Messy social interactions
“Devices are cheating kids out of awkward conversations, like asking a girl out or having to apologize to someone face to face,” Martha says. “They need these messy social interactions to learn to resolve conflict in a healthy way.”
Here are some easy tips for all families to reduce screen time:
- Create a charging station in your house that is not in anyone’s bedroom. Studies show that keeping your phone charging next to your bed at night leads to sleep deprivation and even prevents you from falling into restorative REM sleep. Establish a docking station in the kitchen or home office where family members dock their phones at night and don’t check them until morning. If you use your phone as an alarm clock, buy a real one instead.

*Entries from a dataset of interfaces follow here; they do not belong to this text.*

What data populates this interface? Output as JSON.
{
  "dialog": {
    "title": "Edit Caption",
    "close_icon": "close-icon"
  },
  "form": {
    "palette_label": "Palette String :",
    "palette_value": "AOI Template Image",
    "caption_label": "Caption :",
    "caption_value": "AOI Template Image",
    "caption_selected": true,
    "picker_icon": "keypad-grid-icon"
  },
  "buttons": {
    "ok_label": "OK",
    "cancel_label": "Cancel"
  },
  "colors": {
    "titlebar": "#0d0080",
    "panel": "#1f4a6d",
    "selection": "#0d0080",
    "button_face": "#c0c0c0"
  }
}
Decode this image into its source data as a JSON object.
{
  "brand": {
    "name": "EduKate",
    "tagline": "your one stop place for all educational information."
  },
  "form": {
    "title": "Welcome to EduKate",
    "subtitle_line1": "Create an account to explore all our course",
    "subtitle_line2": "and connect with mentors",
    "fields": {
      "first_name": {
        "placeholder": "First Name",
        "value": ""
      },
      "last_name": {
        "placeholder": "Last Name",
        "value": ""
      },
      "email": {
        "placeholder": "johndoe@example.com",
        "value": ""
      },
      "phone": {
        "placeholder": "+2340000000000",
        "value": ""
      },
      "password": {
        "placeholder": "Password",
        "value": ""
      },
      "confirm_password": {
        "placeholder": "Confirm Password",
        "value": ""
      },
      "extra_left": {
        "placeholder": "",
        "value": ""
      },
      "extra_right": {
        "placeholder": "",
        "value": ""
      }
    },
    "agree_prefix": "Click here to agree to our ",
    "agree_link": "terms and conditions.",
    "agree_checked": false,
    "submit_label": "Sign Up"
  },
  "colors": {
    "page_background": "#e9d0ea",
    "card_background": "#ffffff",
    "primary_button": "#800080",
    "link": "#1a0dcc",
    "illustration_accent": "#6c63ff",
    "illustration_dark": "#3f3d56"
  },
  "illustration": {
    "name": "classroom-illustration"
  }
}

- No phones or devices during meal times. Having real conversation with your family, friends, and colleagues is invaluable.
- Keep your phone out of sight while driving. Place your phone it in a bag if having it on the passenger seat is tempting. Somewhat counterintuitively, there are even apps for this that will send automatic responses to anyone who texts you while you’re driving to let them know that you can’t respond at the moment. Two to try: Cell Control and Drive Safe Mode.
- Establish a household phone/device curfew. Have each member of the family dock their phones on the family docking station by a reasonable time (such as 10:00 p.m. or earlier if you have younger family members). You can even establish “tech-free” family time on a weeknight or weekend day when all family members dock their phones and you spend time together screen-free. Bring back family or friend game night!
What suggestions do you have to get your family to unplug? Please comment below.